Let’s assume that many art historians don’t regularly look closely at works of art. Let’s assume that they (we) spend disproportionately more time reading, writing, researching, lecturing on, teaching about, discussing, disputing and debating them. If this is the case – and a combination of experience and eavesdropping suggests it is – is it cause for concern?
Should we worry that art history as taught in secondary and higher education is weighted towards interpretation and contextualisation? Perhaps, in the rush to lend the subject additional academic ballast, something’s been overlooked: the honing of visual literacy, the intellectual act of looking at original objects. This kind of looking – primary, immediate and responsive – seems to decrease as one ascends the academic ladder towards the quiet and dusty attic of expertise. That ascension might even be compared to a loss of vision itself. The object under discussion is gradually leached of colour, shrunken into an illustration, swathed in text like a myopic fog. Disappearing before your very eyes.
If we accept active and engaged looking as intrinsic to effective art-historical practice (and we should), and feel its loss (and we should), how might we get it back? The strange truth is that it is taking place on a daily basis in museums everywhere, but not (or not conventionally) under an art-historical umbrella.
Academic art historians of every level would do well to observe museum education in action. Audiences of all ages, ethnicities, backgrounds and levels of ability – from school classes, to support groups for the elderly or infirm, to families – are led into a deeper comprehension of works of art through sustained exposure to, and supported discussion of, original objects. This practice is most commonly, and accurately, aligned with pedagogical practice in the classroom, since it’s teaching by another name. (I make this point to separate it from guided tours, which are another thing entirely). But could it be art history, too?

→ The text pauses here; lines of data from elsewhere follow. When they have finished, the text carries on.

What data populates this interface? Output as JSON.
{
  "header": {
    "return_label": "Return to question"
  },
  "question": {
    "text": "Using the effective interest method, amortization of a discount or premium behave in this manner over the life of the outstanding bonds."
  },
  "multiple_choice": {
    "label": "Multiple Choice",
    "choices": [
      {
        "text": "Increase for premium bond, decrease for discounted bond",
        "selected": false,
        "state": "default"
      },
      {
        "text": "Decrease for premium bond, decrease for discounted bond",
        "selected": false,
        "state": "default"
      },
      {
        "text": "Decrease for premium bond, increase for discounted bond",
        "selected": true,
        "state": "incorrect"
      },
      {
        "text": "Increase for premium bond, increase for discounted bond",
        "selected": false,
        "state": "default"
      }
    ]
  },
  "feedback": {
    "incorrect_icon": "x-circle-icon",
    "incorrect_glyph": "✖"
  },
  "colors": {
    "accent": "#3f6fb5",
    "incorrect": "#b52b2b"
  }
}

A group of schoolchildren, guided by an experienced museum educator, participate in a period of concentrated looking at an object they may never have seen before. What unfolds is a gradual deepening of focus, in which observations made by the group, supported and developed by the educator, generate increasing intimacy with the object. One viewer’s observations become strengthened in collaboration with another’s; an adjustment to an art object’s glacial timescale occurs.
That slow looking gets closer to a work of art’s ‘pictorial intelligence’ (to nod to Alpers/Baxandall) – that is to say, a work of art’s intrinsic embodiment of conceptual, formal and decorative ideas – than any discussion of ‘historical context’, or patronage, iconography, pigment composition or original location could hope to. And if we believe pictorial intelligence to be worth talking about, it’s this approach that provides its exemplary means of expression.
Silent, slow looking, or looking that doesn’t result in a scrabbled panic for ‘meaning’ (and usually a scurry to the wall text), is a skill honed to perfection by small children, who (mostly) don’t find sitting on the floor looking at a single object to be beyond the bounds of their ability. Some of the most interesting ideas I’ve heard about Poussin, for instance, have come from eight or nine year olds, who seem to find it fascinating that something with no moving images or interactive components can nevertheless exist in time, revealing itself in incremental glimpses that seem (and in fact are) generated by them.
They leave the gallery with little additional knowledge about the Counter-Reformation, or post-colonial theory, or the role of the patron in early Renaissance Florence. But they leave having had a profound engagement with an intelligence that makes itself known in visual traces, and thereby comes alive by being looked at. They have looked it into life.
- Originally published in Apollo Magazine